**Exercise instructions**
Give back the entries verbatim.

========================================================================

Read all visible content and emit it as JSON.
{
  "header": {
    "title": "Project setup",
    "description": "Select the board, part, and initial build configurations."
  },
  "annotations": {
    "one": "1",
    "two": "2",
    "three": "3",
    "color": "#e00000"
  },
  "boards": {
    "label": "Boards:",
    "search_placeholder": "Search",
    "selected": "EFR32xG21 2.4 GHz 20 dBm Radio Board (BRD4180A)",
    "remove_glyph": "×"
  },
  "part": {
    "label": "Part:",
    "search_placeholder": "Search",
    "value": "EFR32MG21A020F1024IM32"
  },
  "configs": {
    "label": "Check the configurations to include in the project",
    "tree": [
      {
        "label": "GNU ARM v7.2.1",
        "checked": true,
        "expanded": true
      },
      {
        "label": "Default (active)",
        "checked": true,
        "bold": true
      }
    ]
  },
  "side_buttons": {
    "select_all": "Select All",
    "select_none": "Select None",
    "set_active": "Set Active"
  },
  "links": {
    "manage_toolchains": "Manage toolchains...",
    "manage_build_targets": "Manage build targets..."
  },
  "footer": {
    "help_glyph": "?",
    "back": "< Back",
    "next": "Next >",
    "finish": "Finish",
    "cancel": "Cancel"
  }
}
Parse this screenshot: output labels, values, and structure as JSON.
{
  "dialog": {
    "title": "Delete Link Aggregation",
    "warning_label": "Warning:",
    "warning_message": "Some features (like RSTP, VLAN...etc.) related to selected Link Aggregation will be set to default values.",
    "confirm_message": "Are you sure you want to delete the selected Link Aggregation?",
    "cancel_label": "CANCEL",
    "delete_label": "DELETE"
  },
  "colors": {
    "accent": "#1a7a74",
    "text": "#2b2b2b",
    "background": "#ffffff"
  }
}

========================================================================

**Exercise solution**
Read all visible content and emit it as JSON.
{
  "header": {
    "title": "Project setup",
    "description": "Select the board, part, and initial build configurations."
  },
  "annotations": {
    "one": "1",
    "two": "2",
    "three": "3",
    "color": "#e00000"
  },
  "boards": {
    "label": "Boards:",
    "search_placeholder": "Search",
    "selected": "EFR32xG21 2.4 GHz 20 dBm Radio Board (BRD4180A)",
    "remove_glyph": "×"
  },
  "part": {
    "label": "Part:",
    "search_placeholder": "Search",
    "value": "EFR32MG21A020F1024IM32"
  },
  "configs": {
    "label": "Check the configurations to include in the project",
    "tree": [
      {
        "label": "GNU ARM v7.2.1",
        "checked": true,
        "expanded": true
      },
      {
        "label": "Default (active)",
        "checked": true,
        "bold": true
      }
    ]
  },
  "side_buttons": {
    "select_all": "Select All",
    "select_none": "Select None",
    "set_active": "Set Active"
  },
  "links": {
    "manage_toolchains": "Manage toolchains...",
    "manage_build_targets": "Manage build targets..."
  },
  "footer": {
    "help_glyph": "?",
    "back": "< Back",
    "next": "Next >",
    "finish": "Finish",
    "cancel": "Cancel"
  }
}
Parse this screenshot: output labels, values, and structure as JSON.
{
  "dialog": {
    "title": "Delete Link Aggregation",
    "warning_label": "Warning:",
    "warning_message": "Some features (like RSTP, VLAN...etc.) related to selected Link Aggregation will be set to default values.",
    "confirm_message": "Are you sure you want to delete the selected Link Aggregation?",
    "cancel_label": "CANCEL",
    "delete_label": "DELETE"
  },
  "colors": {
    "accent": "#1a7a74",
    "text": "#2b2b2b",
    "background": "#ffffff"
  }
}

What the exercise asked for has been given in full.